(Beginning of Information shown)

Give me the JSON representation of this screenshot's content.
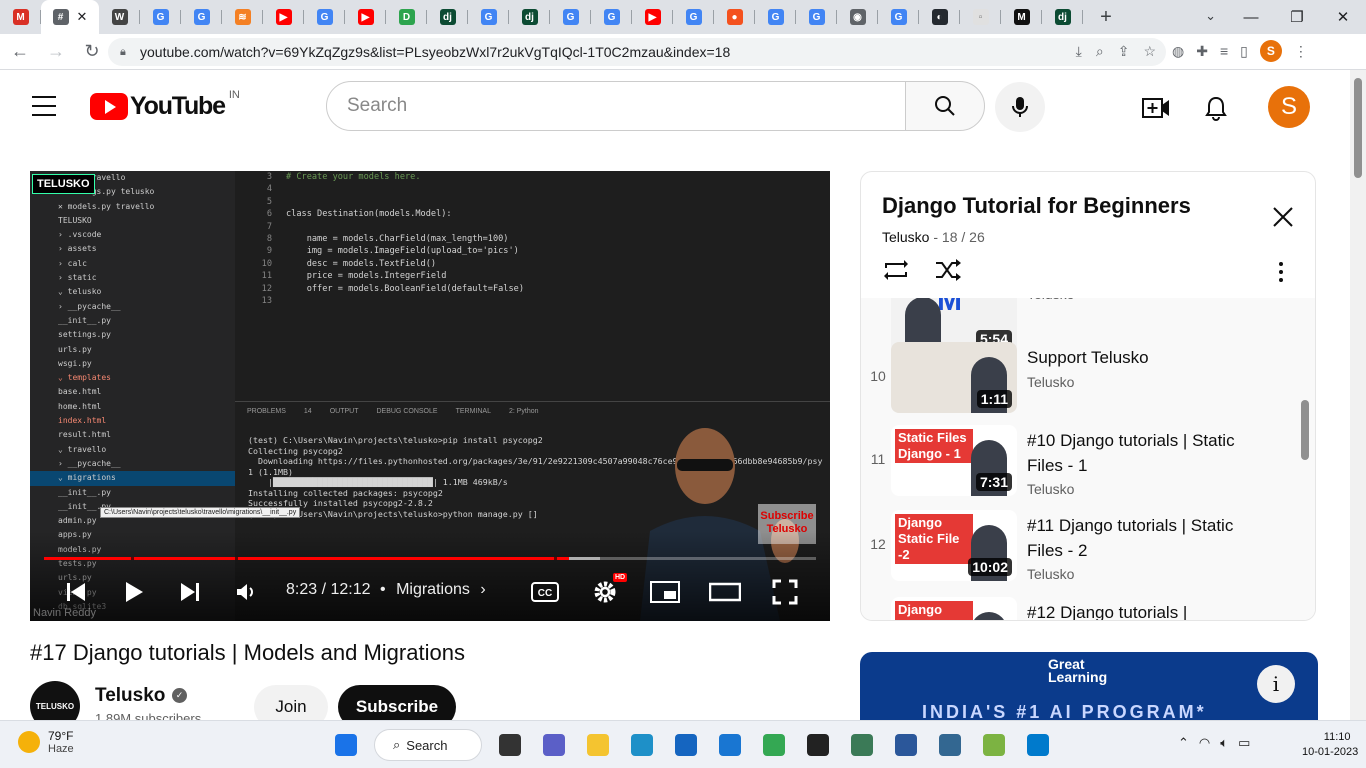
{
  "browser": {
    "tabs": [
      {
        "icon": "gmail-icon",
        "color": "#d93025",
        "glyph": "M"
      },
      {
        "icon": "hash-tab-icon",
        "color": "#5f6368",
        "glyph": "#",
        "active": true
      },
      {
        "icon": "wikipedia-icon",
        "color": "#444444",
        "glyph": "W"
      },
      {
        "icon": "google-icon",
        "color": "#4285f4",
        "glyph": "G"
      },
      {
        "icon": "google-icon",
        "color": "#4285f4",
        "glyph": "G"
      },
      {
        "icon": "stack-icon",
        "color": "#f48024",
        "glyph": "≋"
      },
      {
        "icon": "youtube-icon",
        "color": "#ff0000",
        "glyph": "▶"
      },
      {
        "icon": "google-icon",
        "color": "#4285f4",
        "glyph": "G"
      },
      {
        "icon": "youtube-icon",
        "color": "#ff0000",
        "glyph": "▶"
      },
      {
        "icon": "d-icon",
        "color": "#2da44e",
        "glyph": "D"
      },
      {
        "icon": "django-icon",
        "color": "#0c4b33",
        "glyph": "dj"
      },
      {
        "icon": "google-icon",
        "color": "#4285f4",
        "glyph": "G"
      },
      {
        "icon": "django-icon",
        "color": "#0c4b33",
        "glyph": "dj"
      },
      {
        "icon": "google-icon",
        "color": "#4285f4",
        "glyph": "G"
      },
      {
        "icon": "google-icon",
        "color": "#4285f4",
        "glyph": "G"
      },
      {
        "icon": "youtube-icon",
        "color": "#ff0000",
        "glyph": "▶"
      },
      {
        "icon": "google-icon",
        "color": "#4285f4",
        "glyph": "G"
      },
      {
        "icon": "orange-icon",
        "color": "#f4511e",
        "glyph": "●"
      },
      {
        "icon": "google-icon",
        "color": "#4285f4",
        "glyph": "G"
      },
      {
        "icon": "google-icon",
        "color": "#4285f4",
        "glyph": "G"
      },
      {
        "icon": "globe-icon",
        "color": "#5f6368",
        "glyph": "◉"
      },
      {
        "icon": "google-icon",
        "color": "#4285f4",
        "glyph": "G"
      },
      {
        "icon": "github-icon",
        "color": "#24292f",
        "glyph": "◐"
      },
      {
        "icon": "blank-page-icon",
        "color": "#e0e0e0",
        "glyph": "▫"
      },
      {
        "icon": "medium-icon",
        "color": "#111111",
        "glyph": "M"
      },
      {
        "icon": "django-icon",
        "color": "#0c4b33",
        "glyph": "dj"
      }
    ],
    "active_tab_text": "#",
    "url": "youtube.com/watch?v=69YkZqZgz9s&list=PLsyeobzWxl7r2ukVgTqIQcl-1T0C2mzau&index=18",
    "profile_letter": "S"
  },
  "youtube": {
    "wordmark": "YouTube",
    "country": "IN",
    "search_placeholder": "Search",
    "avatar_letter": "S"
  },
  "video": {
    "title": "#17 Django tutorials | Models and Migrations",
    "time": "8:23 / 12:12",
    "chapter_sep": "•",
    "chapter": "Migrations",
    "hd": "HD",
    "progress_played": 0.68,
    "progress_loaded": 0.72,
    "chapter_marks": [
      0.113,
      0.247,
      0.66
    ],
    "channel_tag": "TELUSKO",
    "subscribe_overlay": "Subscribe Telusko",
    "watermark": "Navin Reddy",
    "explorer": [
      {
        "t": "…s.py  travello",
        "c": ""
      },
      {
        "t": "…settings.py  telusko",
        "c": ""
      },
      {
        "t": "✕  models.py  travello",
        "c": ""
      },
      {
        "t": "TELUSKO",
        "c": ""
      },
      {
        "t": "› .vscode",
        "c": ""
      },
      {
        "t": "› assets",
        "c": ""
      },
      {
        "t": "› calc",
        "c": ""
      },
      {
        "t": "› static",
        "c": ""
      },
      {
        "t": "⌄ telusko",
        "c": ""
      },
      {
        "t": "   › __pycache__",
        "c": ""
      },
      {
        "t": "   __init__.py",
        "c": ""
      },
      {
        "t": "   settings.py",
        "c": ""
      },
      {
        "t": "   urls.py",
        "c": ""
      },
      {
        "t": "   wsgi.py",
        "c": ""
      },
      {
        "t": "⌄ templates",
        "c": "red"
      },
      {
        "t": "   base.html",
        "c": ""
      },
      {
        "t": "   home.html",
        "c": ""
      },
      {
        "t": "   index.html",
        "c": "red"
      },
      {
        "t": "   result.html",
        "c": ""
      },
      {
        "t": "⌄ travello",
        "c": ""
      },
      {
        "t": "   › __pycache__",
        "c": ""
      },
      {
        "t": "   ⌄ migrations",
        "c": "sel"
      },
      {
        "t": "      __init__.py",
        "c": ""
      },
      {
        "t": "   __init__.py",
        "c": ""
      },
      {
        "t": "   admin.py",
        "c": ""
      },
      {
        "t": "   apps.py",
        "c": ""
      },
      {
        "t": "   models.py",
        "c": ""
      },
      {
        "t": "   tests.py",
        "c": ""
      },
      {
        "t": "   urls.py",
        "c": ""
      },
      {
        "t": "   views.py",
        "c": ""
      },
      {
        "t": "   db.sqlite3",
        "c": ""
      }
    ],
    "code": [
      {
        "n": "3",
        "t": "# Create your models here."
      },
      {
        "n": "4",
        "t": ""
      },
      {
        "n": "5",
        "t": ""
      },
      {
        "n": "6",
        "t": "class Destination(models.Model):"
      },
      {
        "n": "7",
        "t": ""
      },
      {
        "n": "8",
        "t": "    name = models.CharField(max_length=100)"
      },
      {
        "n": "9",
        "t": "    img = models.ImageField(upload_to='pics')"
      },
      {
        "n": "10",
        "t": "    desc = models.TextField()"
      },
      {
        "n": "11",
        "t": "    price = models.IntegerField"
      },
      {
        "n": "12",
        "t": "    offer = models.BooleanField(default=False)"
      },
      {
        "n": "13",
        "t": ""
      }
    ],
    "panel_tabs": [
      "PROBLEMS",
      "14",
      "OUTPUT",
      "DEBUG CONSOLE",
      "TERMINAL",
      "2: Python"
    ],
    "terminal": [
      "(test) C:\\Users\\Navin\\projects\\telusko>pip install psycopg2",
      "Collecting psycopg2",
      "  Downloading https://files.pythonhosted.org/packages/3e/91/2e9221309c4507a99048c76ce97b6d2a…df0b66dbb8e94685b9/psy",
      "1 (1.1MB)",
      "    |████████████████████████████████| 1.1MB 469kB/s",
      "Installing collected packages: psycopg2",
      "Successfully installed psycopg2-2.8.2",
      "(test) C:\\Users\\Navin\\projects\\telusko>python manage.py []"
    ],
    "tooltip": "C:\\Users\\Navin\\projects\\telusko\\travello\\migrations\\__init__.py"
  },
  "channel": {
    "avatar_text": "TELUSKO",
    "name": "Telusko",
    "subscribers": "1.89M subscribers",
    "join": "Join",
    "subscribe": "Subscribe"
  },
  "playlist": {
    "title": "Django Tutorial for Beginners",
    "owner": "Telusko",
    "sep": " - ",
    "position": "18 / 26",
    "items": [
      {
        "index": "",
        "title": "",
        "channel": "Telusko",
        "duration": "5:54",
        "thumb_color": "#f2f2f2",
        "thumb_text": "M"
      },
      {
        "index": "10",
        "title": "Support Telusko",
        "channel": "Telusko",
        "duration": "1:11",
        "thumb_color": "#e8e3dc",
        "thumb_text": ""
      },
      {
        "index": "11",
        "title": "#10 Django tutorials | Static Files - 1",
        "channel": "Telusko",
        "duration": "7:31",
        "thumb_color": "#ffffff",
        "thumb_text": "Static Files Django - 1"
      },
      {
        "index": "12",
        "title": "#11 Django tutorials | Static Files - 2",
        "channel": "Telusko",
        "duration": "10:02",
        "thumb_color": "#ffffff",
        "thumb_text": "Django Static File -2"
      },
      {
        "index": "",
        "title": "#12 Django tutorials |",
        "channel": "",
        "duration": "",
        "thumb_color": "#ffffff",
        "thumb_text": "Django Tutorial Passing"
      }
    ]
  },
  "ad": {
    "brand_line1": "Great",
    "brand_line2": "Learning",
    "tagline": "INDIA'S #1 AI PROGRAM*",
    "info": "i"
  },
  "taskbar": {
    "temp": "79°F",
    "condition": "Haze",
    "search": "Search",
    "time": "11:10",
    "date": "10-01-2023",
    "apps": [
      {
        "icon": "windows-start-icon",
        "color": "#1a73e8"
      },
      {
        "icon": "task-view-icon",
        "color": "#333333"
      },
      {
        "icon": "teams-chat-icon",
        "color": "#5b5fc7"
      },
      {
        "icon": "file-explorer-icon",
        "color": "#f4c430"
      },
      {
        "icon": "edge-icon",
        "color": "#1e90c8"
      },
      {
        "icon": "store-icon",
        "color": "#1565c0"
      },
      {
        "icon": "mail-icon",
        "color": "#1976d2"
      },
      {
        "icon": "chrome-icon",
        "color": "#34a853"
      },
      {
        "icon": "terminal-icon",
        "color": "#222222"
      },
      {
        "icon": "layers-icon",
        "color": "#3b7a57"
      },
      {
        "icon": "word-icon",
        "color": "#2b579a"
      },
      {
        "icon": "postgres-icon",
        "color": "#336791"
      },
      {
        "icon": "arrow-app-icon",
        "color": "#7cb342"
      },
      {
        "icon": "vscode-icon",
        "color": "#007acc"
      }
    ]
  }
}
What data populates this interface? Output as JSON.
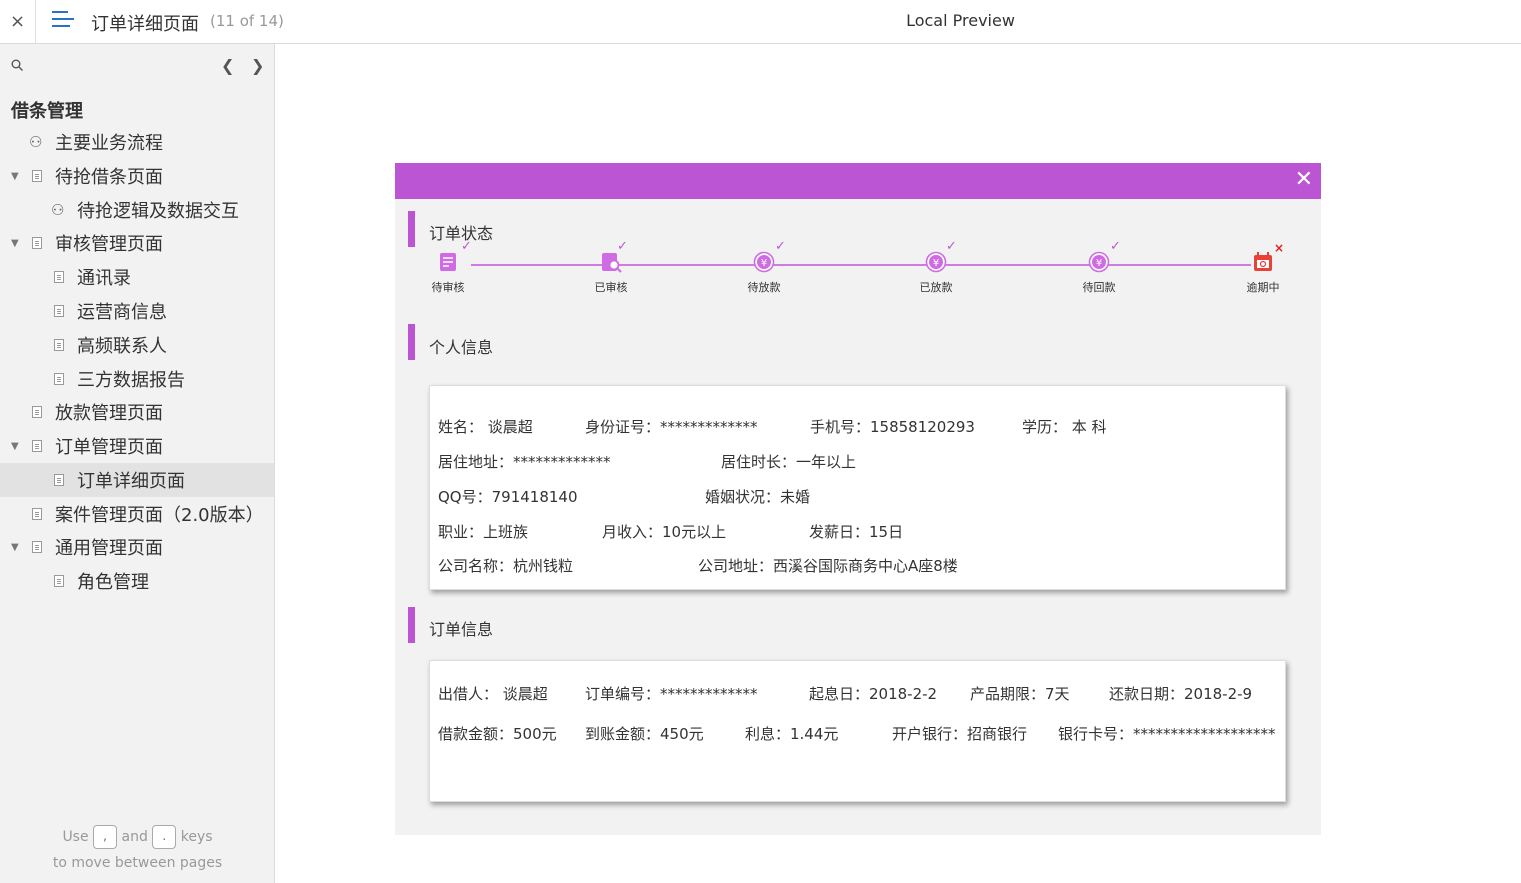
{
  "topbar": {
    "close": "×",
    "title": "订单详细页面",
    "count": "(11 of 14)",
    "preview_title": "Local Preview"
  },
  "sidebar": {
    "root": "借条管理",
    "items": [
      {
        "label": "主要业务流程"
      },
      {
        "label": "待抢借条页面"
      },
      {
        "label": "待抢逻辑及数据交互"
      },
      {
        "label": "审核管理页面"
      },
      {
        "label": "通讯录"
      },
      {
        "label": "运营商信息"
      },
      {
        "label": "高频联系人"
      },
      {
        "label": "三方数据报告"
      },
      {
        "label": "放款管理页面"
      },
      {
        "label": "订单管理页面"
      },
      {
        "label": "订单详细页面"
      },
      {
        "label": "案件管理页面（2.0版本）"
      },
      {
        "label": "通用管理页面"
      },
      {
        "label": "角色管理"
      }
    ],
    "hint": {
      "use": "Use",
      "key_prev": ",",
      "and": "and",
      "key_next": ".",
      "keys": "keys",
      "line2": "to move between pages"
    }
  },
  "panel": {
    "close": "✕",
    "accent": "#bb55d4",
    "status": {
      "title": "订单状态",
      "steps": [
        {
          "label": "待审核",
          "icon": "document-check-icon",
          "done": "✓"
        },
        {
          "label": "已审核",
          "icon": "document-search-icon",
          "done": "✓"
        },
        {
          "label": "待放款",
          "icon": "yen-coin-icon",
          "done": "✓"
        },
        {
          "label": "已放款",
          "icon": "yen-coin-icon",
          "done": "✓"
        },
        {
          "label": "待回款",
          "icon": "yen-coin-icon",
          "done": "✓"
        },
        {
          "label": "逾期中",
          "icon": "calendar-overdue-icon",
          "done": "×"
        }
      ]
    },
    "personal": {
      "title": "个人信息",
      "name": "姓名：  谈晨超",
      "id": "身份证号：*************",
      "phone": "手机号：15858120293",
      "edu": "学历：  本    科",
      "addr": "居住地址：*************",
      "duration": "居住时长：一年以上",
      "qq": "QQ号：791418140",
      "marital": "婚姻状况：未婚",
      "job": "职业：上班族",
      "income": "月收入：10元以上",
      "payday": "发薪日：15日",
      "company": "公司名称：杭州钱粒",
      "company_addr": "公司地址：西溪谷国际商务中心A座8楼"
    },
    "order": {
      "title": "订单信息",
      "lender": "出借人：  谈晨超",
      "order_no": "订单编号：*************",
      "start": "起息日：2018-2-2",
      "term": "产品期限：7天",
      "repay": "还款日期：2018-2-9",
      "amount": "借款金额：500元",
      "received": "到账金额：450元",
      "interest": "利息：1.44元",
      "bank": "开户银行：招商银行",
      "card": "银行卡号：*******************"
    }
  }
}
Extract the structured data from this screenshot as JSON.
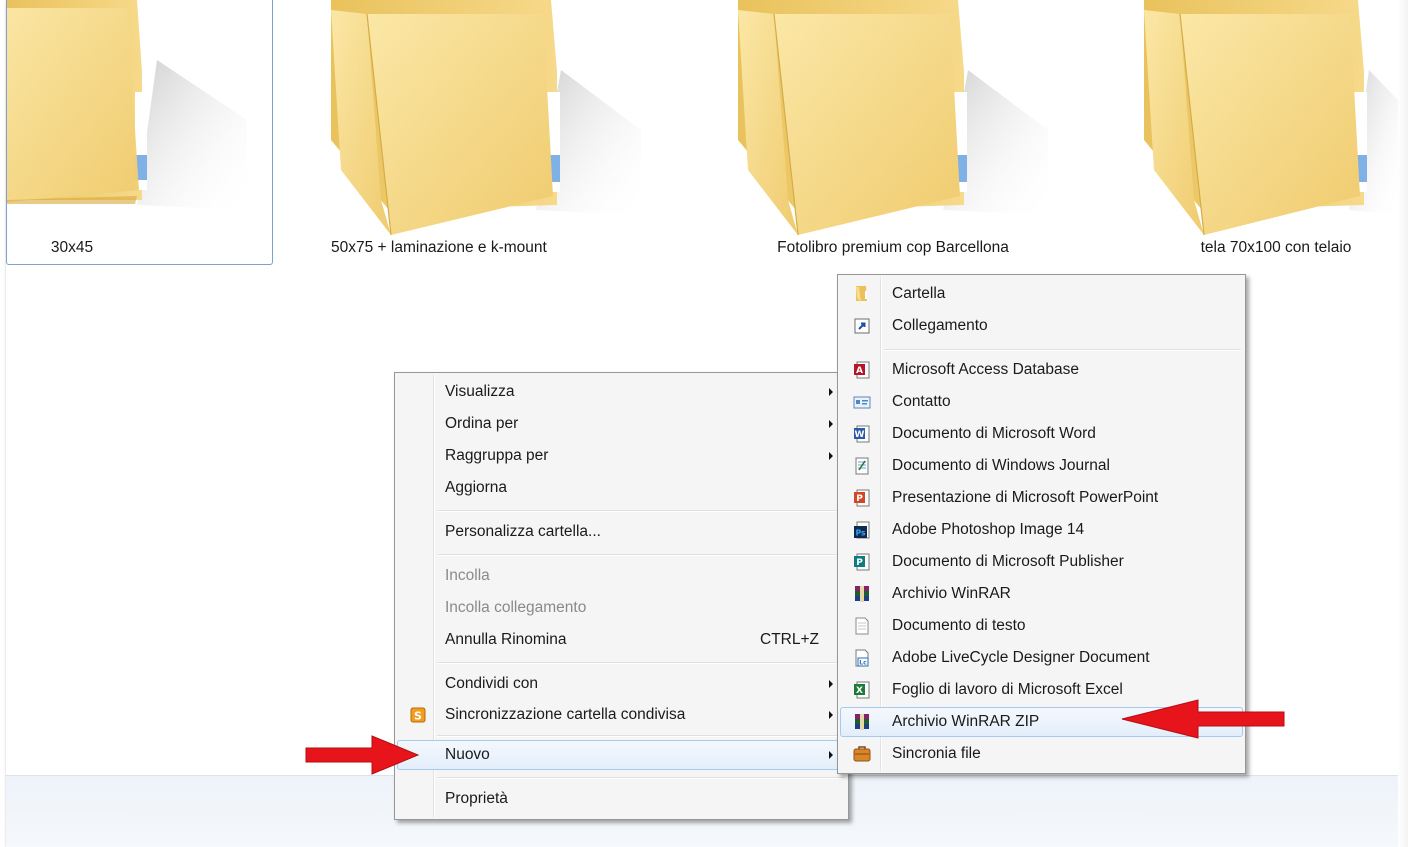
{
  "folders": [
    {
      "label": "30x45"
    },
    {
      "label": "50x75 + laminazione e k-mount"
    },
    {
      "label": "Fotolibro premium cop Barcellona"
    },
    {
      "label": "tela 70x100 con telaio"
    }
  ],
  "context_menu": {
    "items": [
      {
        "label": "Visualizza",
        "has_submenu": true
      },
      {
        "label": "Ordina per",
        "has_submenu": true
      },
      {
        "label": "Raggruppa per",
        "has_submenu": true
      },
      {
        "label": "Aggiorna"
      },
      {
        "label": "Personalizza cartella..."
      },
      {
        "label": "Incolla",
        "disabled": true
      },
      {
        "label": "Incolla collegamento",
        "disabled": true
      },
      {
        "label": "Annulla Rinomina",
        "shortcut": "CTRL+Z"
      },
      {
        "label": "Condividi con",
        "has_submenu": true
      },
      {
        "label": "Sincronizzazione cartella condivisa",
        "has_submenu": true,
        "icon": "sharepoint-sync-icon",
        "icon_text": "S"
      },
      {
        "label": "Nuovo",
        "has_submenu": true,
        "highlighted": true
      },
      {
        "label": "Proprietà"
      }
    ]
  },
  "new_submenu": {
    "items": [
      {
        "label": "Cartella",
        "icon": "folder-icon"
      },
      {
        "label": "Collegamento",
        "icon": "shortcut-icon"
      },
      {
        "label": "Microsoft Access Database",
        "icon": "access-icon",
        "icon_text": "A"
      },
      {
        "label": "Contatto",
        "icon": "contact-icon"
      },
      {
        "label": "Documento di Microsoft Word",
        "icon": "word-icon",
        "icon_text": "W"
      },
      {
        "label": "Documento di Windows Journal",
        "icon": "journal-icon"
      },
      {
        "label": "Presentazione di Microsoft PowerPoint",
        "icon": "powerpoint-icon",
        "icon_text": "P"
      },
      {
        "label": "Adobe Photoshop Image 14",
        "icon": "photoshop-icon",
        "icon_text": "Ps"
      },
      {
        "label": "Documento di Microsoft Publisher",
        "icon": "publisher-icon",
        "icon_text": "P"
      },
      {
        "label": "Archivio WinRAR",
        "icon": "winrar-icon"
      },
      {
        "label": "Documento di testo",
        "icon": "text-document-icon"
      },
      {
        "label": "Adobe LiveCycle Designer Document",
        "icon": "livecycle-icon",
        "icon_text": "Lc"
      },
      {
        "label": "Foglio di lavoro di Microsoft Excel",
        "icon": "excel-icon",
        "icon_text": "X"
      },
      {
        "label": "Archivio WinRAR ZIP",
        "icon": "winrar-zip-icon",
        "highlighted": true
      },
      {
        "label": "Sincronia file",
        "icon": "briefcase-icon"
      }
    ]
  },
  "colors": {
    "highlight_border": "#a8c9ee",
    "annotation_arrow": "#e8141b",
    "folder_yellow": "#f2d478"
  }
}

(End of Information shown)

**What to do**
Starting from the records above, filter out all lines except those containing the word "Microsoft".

**Written solution**
        "label": "Microsoft Access Database",
        "label": "Documento di Microsoft Word",
        "label": "Presentazione di Microsoft PowerPoint",
        "label": "Documento di Microsoft Publisher",
        "label": "Foglio di lavoro di Microsoft Excel",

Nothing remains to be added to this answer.